Kainos excels at spotting talent you didn’t even know you had! Case in point – me! I started working in Kainos as a Trainee Integration Consultant in July 2015 however I had applied for a Software Developer position so I was a little surprised!

I didn’t even know what an Integration Consultant role involved. Before my interview and onboarding process I had heard of some ERP (enterprise resource planning) systems but wasn’t familiar with them. I thought: ‘What the heck! I’ll give it a shot.’ And so it began…

It turned out that the job was perfectly tailored for me! Before I began working in the IT world, I was afraid of becoming a typical programmer or the false stereotype of a programmer that we are all aware of; you know the silent not very sociable guy? I shouldn’t have been concerned my work is mostly about talking to colleagues and clients and travelling the world!

What does an Integration Consultant do? 

To be more precise, my job is to take care of the entire process of building software. Imagine a large, global company that hires thousands of employees. They decide to use Workday; a cloud-based ERP system, for better resource planning and management. My job is to build integration systems to ensure data flows between Workday and the other systems that the company currently uses. To do that I need to perform a couple of activities which actually fit into the software development cycle:

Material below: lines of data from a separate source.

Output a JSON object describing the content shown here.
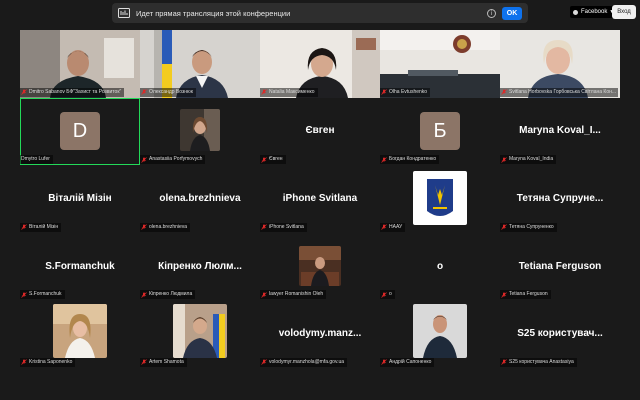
{
  "banner": {
    "text": "Идет прямая трансляция этой конференции",
    "info_glyph": "i",
    "ok_label": "OK"
  },
  "topright": {
    "facebook_label": "Facebook",
    "login_label": "Вход"
  },
  "colors": {
    "background": "#1a1a1a",
    "active_speaker_border": "#23d959",
    "ok_button": "#0e72ed",
    "muted_mic": "#e02828"
  },
  "participants": [
    {
      "label": "Dmitro Sabanov БФ\"Захист та Розвиток\"",
      "kind": "video"
    },
    {
      "label": "Олександр Вознюк",
      "kind": "video"
    },
    {
      "label": "Natalia Максименко",
      "kind": "video"
    },
    {
      "label": "Olha Evtushenko",
      "kind": "video"
    },
    {
      "label": "Svitlana Horbovska Горбовська Світлана Кон...",
      "kind": "video"
    },
    {
      "label": "Dmytro Lufer",
      "kind": "letter",
      "letter": "D"
    },
    {
      "label": "Anastasiia Porfymovych",
      "kind": "photo"
    },
    {
      "label": "Євген",
      "kind": "name",
      "display": "Євген"
    },
    {
      "label": "Богдан Кондратенко",
      "kind": "letter",
      "letter": "Б"
    },
    {
      "label": "Maryna Koval_India",
      "kind": "name",
      "display": "Maryna  Koval_I..."
    },
    {
      "label": "Віталій Мізін",
      "kind": "name",
      "display": "Віталій Мізін"
    },
    {
      "label": "olena.brezhnieva",
      "kind": "name",
      "display": "olena.brezhnieva"
    },
    {
      "label": "iPhone Svitlana",
      "kind": "name",
      "display": "iPhone Svitlana"
    },
    {
      "label": "НААУ",
      "kind": "logo"
    },
    {
      "label": "Тетяна Супруненко",
      "kind": "name",
      "display": "Тетяна  Супруне..."
    },
    {
      "label": "S.Formanchuk",
      "kind": "name",
      "display": "S.Formanchuk"
    },
    {
      "label": "Кіпренко Людмила",
      "kind": "name",
      "display": "Кіпренко  Люлм..."
    },
    {
      "label": "lawyer Romanishin Oleh",
      "kind": "photo"
    },
    {
      "label": "о",
      "kind": "name",
      "display": "о"
    },
    {
      "label": "Tetiana Ferguson",
      "kind": "name",
      "display": "Tetiana Ferguson"
    },
    {
      "label": "Kristina Saponenko",
      "kind": "photo"
    },
    {
      "label": "Artem Shamota",
      "kind": "photo"
    },
    {
      "label": "volodymyr.manzhola@mfa.gov.ua",
      "kind": "name",
      "display": "volodymy.manz..."
    },
    {
      "label": "Андрій Сапоненко",
      "kind": "photo"
    },
    {
      "label": "S25 користувача Anastasiya",
      "kind": "name",
      "display": "S25  користувач..."
    }
  ]
}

  • gather all the requirements from the client and get to know what data needs to be exchanged between two systems
  • design the integration system – choose the technology, think of the business flow, prepare the documentation with diagrams etc
  • implement the integration system, based on Workday’s out-of-the-box, pre-configured connectors, helping myself with some XSLT and Java
  • unit test the created system and support the client with acceptance testing
  • help the client to maintain the system after the successful go-live

Of course, in each of these phases we are in constant contact with the client working closely with them to understand their requirements and ensure a smooth handover of the system.

To sum up, I will try to answer some of the most frequently asked questions regarding this position.

What types of clients do you work for?

I spend a lot of my time speaking to HR and Payroll managers and IT managers of big international companies. Access to people at the top of their respective fields gives me a great opportunity to learn how “big business” works and gain some valuable connections.

How much do you travel?

It depends on project and what phase it’s at. Sometimes, we don’t travel for half a year and sometimes we travel 3 times per month. But it’s really not something you should worry about. The amount of time spent travelling is just right and everyone in my team really enjoys it!

How much coding is involved?

If you really like coding and you can’t live without at least couple of lines written per day, then it is not a job for you. We do code custom solutions mostly using XSLT language, but it is not the essence of our work. However if you’d like to look at the process of creating software from a wider perspective and you’d like to have each aspect of it under your control – this is definitely something for you.

What set of skills do I need to be successful in this position?

I think you need to be a people person. It is vital that you can easily connect with a variety of different people and genuinely enjoy meeting new people. Also essential is the ability to translate technical language into a format easily understood by non-technical people. Finally, it is vitally important that you have well developed ability to create buy in for your concepts and persuade people to follow your lead.